The One Thing Necessary
On July 29, we commemorate St. Martha, a week to the day after the feast of St. Mary Magdalene, the woman traditionally identified as her sister. Martha and Mary are most often remembered for being the siblings of Lazarus who was raised from the dead, and for the "'Get out of the kitchen free' card" incident:
As they continued their journey He entered a village where a woman whose name was Martha welcomed Him. She had a sister named Mary [who] sat beside the Lord at His feet listening to Him speak. Martha, burdened with much serving, came to Him and said, "Lord, do You not care that my sister has left me by myself to do the serving? Tell her to help me."
The Lord said to her in reply, "Martha, Martha, you are anxious and worried about many things. There is need of only one thing. Mary has chosen the better part and it will not be taken from her" — Lk 10:38-42.

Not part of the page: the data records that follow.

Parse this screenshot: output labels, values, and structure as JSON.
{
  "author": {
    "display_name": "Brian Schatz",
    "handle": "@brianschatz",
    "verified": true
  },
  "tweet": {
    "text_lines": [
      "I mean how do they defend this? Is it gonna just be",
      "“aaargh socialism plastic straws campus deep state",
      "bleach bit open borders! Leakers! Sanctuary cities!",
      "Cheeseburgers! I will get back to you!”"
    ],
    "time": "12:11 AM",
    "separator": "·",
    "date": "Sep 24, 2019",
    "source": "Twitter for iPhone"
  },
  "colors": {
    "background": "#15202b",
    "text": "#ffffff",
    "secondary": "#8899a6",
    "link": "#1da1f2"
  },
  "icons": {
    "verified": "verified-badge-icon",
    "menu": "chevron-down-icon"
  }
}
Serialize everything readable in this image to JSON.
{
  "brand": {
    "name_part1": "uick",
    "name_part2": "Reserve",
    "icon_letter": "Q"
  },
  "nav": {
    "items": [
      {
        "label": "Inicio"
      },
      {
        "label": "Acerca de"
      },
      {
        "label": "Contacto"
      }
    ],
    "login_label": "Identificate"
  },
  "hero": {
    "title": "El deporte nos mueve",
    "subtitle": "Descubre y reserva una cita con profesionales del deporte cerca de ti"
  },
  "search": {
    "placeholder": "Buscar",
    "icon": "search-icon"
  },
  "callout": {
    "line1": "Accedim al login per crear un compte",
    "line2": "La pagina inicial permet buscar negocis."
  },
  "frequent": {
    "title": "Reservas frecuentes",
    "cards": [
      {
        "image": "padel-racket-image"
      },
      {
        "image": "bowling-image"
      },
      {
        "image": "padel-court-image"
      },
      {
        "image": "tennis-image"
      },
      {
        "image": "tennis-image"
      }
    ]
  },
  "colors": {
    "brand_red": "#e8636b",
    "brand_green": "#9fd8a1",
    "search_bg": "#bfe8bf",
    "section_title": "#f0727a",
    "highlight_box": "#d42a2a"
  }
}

My mother has never been able to sit through that Gospel reading about Martha, Mary, and Jesus without commenting on it afterward.
"You know what, I identify with Martha!" she'll say, half-joking, half-miffed. "Someone's got to get the house ready, and cook the food, and entertain!"
And we'll all laugh, and she'll be indignant for a little longer with a smile on her face, and then it recedes until next time.
I'd imagine a lot of people can sympathize, especially the people who do work day in, day out behind the scenes, making sure that the people in the foreground, those in front of the cameras or at the head table, are able to function without concern. A lot happens where the spotlight never shines, behind the scenes and away from the center stage of human life. So why is Martha in the wrong?
Well, she's not wrong, exactly. It's just that her priorities aren't right.
There, present in their house, is the Lord God almighty, and they have some sense of who He is, for Martha calls Jesus "Lord." There's certainly a good precedent for rushing to serve God when He comes calling — look at the example of Abraham in Genesis 18! But Abraham's serving didn't prevent him from spending time with God, talking with the Lord and even interceding on behalf of Sodom and Gomorrah. Martha's serving is burdening her. Rather than ask for help from the One infinitely capable and prepared to give it, she comes and asks God to tell her sister to stop listening to Him, stop spending time with Him, and come join her in the kitchen. Jesus reminds her of what's important, what is ultimate, what will last beyond everything else — He, Himself. The Lord God is the greatest good we will ever receive, and the source of every good and perfect gift. Did food need to be prepared? He can do that, as the loaves and fishes incident had already demonstrated. Has their brother died? He can resurrect Lazarus. Are they in any need whatsoever? God can and will provide.
Does He always behave as they wish, answer their every request with an immediate response, do exactly what they want when they want it? No. They send Him a message that their brother is dying, and He waits four days, then travels to see them. Their brother died in the meantime. Does Martha get her sister's help in the kitchen? Probably not.
And yet Lazarus is raised. And yet the Bread of Life is there, ready to give them everything — ready to give them Himself.
So let us ask St. Martha to pray for us, that we may learn her lesson: service without spending time with Jesus is a burden that will break us. Let us ask for her intercession for help with our tasks, and that we will learn that only one thing is truly necessary: the life and love of God in our lives. All the rest will follow.
... [S]eek first the kingdom (of God) and his righteousness, and all these things will be given you besides. — Mt 6:33